Four days before their final home game of the season, TFC split their squad for Tuesday's practice.
While reserve team players like Gabe Gala and part-time senior teamers like Abdus Ibrahim hit the field for a full-fledged practice, other members of the main roster worked indoors with strength coach Paul Winsper.
Tuesday practices haven't always been this way, but TFC hasn't lost since they switched to this routine two weeks ago, so head coach John Carver is reluctant to change back.
"We're trying to follow the pattern that's gotten us four points out of six," Carver said as the reserves ran through drills under a grey skies Tuesday morning. "It should be six points out of six, if I'm being honest."
The last half of that quote, of course, refers to the two points TFC squandered when a Julius James' foul led to Kenny Cooper's injury time penalty kick, which he knocked past Greg Sutton to tie Saturday night's game in Dallas.
No penalty and TFC has 34 points, tying them with DC United.
Instead they're stuck at 32, the same total as the almighty L.A. Galaxy, though TFC outranks Beckham's boys in the overall standings thanks to a pair of springtime victories over L.A.
Still, with two ties bracketing their win in New York, TFC has now earned points in three straight games. It's their most successful stretch since their six-game unbeaten streak last spring, and cause for celebration when contrasted with the mediocrity that defined their summer.
TFC's recent success, modest as it is, prompts one obvious question:
Where have these performances been all year?
Carver attributes the team's improved play to a few factors, like Danny Dichio's health and Chad Barrett's growing familiarity with his new teammates.
He also says the approaching off-season gives players a little more incentive to perform. With Seattle set to enter the league next season, MLS teams can only protect 11 players from the expansion draft, while making the rest of their squad available. Beyond that, Carver has spoken openly for months about upgrading at several positions before next season starts, and thinks the looming reality of job insecurity makes the team's incumbent players hustle a little harder.
"I've been delighted (with the team's recent play)," he said. "They're playing for their contracts and they know that."
A Ruud Awakening
Former L.A. Galaxy manager Ruud Gullit visited Los Angeles over the weekend.
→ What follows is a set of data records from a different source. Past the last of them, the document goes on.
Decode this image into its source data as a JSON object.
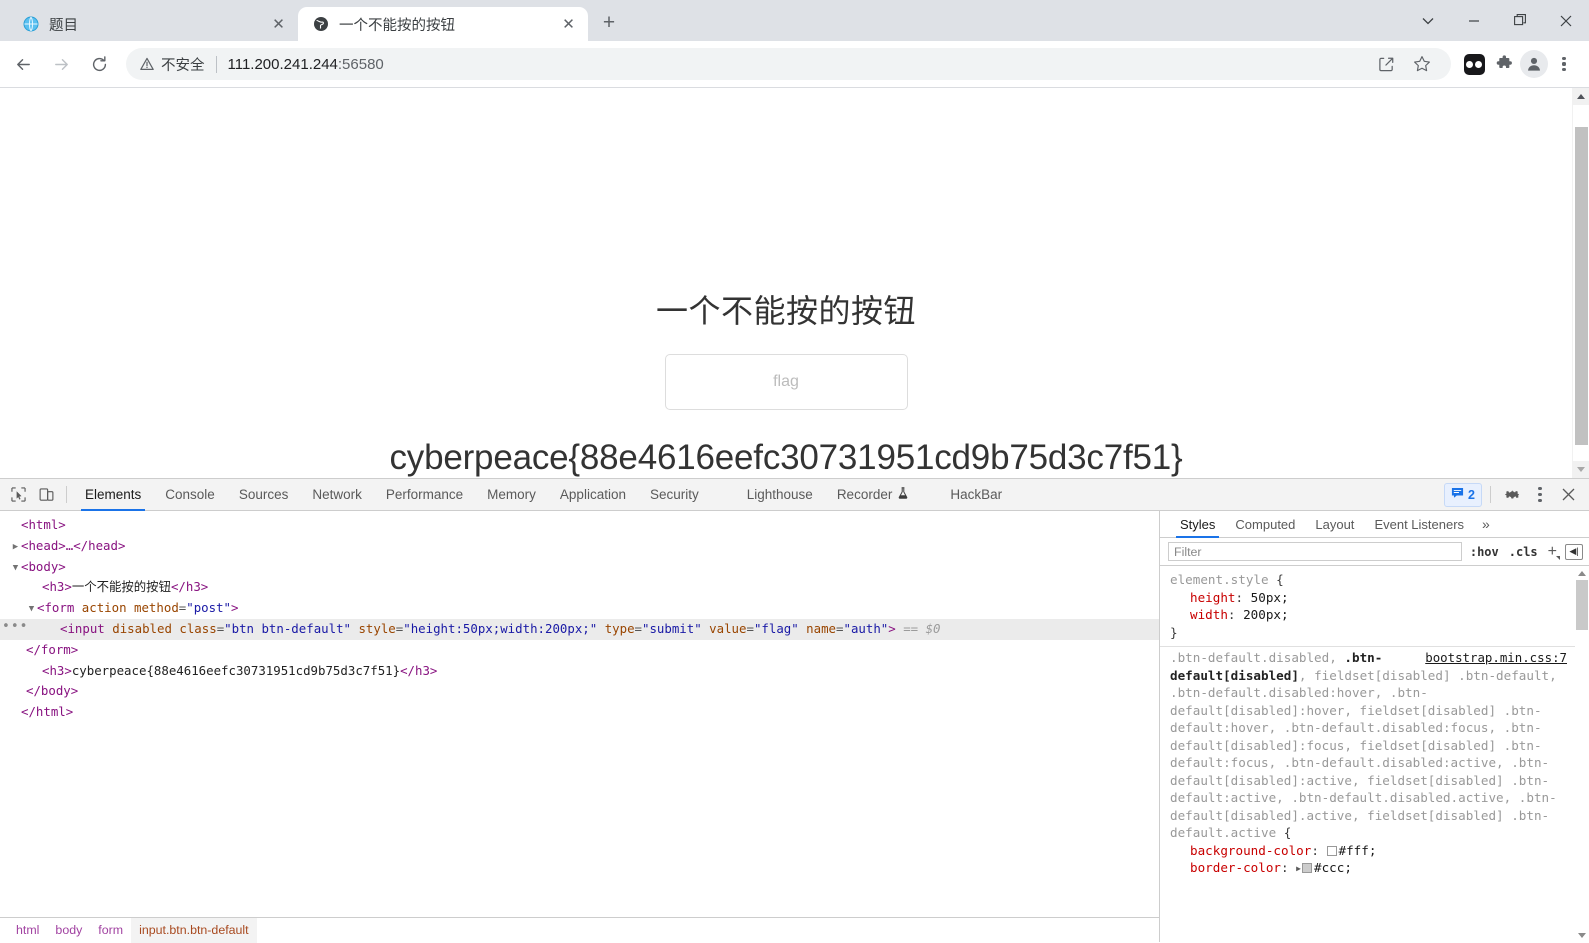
{
  "browser": {
    "tabs": [
      {
        "title": "题目",
        "favicon": "globe-blue-icon",
        "active": false
      },
      {
        "title": "一个不能按的按钮",
        "favicon": "globe-dark-icon",
        "active": true
      }
    ],
    "new_tab_label": "+",
    "window_controls": {
      "tab_search": "tab-search-icon",
      "minimize": "minimize-icon",
      "maximize": "maximize-icon",
      "close": "close-icon"
    },
    "toolbar": {
      "back": "back-arrow-icon",
      "forward": "forward-arrow-icon",
      "reload": "reload-icon",
      "security_label": "不安全",
      "url_host": "111.200.241.244",
      "url_port": ":56580",
      "share": "share-icon",
      "bookmark": "star-icon",
      "extension_dark": "dark-reader-extension-icon",
      "extensions": "puzzle-piece-icon",
      "profile": "profile-avatar-icon",
      "menu": "kebab-menu-icon"
    }
  },
  "page": {
    "heading": "一个不能按的按钮",
    "button_value": "flag",
    "flag": "cyberpeace{88e4616eefc30731951cd9b75d3c7f51}"
  },
  "devtools": {
    "inspect_icon": "inspect-element-icon",
    "device_icon": "device-toolbar-icon",
    "tabs": [
      {
        "label": "Elements",
        "selected": true
      },
      {
        "label": "Console",
        "selected": false
      },
      {
        "label": "Sources",
        "selected": false
      },
      {
        "label": "Network",
        "selected": false
      },
      {
        "label": "Performance",
        "selected": false
      },
      {
        "label": "Memory",
        "selected": false
      },
      {
        "label": "Application",
        "selected": false
      },
      {
        "label": "Security",
        "selected": false
      },
      {
        "label": "Lighthouse",
        "selected": false
      },
      {
        "label": "Recorder",
        "selected": false,
        "badge_icon": "flask-icon"
      },
      {
        "label": "HackBar",
        "selected": false
      }
    ],
    "message_count": "2",
    "message_icon": "message-bubble-icon",
    "settings_icon": "gear-icon",
    "more_icon": "kebab-menu-icon",
    "close_icon": "close-icon",
    "dom": {
      "l_html_open": "<html>",
      "l_head": "<head>…</head>",
      "l_body_open": "<body>",
      "h3_open": "<h3>",
      "h3_text": "一个不能按的按钮",
      "h3_close": "</h3>",
      "form_open_tag": "<form",
      "form_attr_action": "action",
      "form_attr_method": "method",
      "form_method_value": "\"post\"",
      "form_close_bracket": ">",
      "input_tag": "<input",
      "input_disabled": "disabled",
      "input_attr_class": "class",
      "input_class_value": "\"btn btn-default\"",
      "input_attr_style": "style",
      "input_style_value": "\"height:50px;width:200px;\"",
      "input_attr_type": "type",
      "input_type_value": "\"submit\"",
      "input_attr_value": "value",
      "input_value_value": "\"flag\"",
      "input_attr_name": "name",
      "input_name_value": "\"auth\"",
      "input_close_bracket": ">",
      "input_selected_marker": "== $0",
      "l_form_close": "</form>",
      "h3b_open": "<h3>",
      "h3b_text": "cyberpeace{88e4616eefc30731951cd9b75d3c7f51}",
      "h3b_close": "</h3>",
      "l_body_close": "</body>",
      "l_html_close": "</html>"
    },
    "breadcrumb": [
      {
        "label": "html",
        "selected": false
      },
      {
        "label": "body",
        "selected": false
      },
      {
        "label": "form",
        "selected": false
      },
      {
        "label": "input.btn.btn-default",
        "selected": true
      }
    ],
    "styles": {
      "tabs": [
        {
          "label": "Styles",
          "selected": true
        },
        {
          "label": "Computed",
          "selected": false
        },
        {
          "label": "Layout",
          "selected": false
        },
        {
          "label": "Event Listeners",
          "selected": false
        }
      ],
      "more_label": "»",
      "filter_placeholder": "Filter",
      "hov_label": ":hov",
      "cls_label": ".cls",
      "add_rule_label": "+",
      "sidebar_toggle_icon": "toggle-sidebar-icon",
      "rules": [
        {
          "selector": "element.style",
          "selector_matched": "",
          "source": "",
          "open_brace": "{",
          "close_brace": "}",
          "declarations": [
            {
              "name": "height",
              "value": "50px;",
              "swatch": ""
            },
            {
              "name": "width",
              "value": "200px;",
              "swatch": ""
            }
          ]
        },
        {
          "selector_head": ".btn-default.disabled,",
          "selector_matched": ".btn-default[disabled]",
          "selector_rest": ", fieldset[disabled] .btn-default, .btn-default.disabled:hover, .btn-default[disabled]:hover, fieldset[disabled] .btn-default:hover, .btn-default.disabled:focus, .btn-default[disabled]:focus, fieldset[disabled] .btn-default:focus, .btn-default.disabled:active, .btn-default[disabled]:active, fieldset[disabled] .btn-default:active, .btn-default.disabled.active, .btn-default[disabled].active, fieldset[disabled] .btn-default.active",
          "source": "bootstrap.min.css:7",
          "open_brace": "{",
          "declarations": [
            {
              "name": "background-color",
              "value": "#fff;",
              "swatch": "#ffffff"
            },
            {
              "name": "border-color",
              "value": "#ccc;",
              "swatch": "#cccccc"
            }
          ]
        }
      ]
    }
  },
  "colors": {
    "accent": "#1a73e8",
    "chrome_tabstrip": "#dee1e6",
    "devtools_bg": "#f3f3f3",
    "tag_purple": "#881280",
    "attr_orange": "#994500",
    "attr_blue": "#1a1aa6",
    "css_name_red": "#c80000"
  }
}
While there he conducted an interview with Reuters in which he accused the more established American sports of conspiring to limit soccer's popularity in the U.S. He thinks this conspiracy is powerful enough to nullify any boost in popularity David Beckham might bring to stateside soccer.
Here's the money quote.
"David is more than just a football player and I think he does extremely well to give football here a lift," Gullit told Reuters. "I think [American soccer organizers] are afraid of football because it's so popular everywhere around the world. I think they will just control it so it doesn't become more popular than their American sports.
"I have my doubts if they really want to make [soccer] popular. Some sports already have had a bit of a dive so they don't want American football to become less popular, or basketball or baseball."
I didn't witness the interview but I assume Gullit said all that with a straight face.
The idea that American football outlets would need to engage in a conspiracy to contain soccer's popularity is laughable.
This summer CBS agreed to pay the Southeastern conference $55 million annually for the broadcast rights to SEC football and basketball games, then in August ESPN offered a further $150 million a year to show SEC games on cable.
If you live in the U.S. Midwest you can watch all the SEC action you can stomach, plus College Sports TV on digital cable and the Big Ten Network on basic cable.
Add it all up and I can only conclude that sports like football and college basketball are as popular as they've ever been in the U.S. and aren't exactly worried about Major League Soccer siphoning away fans.
The NHL, maybe, but football's doing just fine. Maybe Gullit would understand that if he had coached into autumn.
Before I continue, I'll acknowledge that Gullit is not the only guy who suspects there's a conspiracy to keep soccer out of the (North) American sports mainstream. Some Star readers have accused me of being part of that conspiracy myself, so to a certain extent I understand where Gullit's coming from.
But as a guy who has interviewed Ruud, I can't reconcile his words with his refusal to discuss Beckham when I visited an L.A. Galaxy practice in mid-April. I was there working on a story about The Beckham Effect, but Gullit deflected every question I asked about his star player, electing instead to talk about the team.
From a coaching standpoint I understand his reluctance to single out individuals. I would also understand if he felt that a true soccer fan -- and anyone trying to become one -- pays attention to the entire game, and not just one player. But from a marketing standpoint everyone associated with the Galaxy understands by now that Beckham pays the bills, and when reporters arrive from out of town, it's usually because they want to talk about him.
Gullit knew the drill in April but he refused to do the dance, but now in October he's suddenly concerned about Beckham's ability to "give football here a lift."
-- Morgan Campbell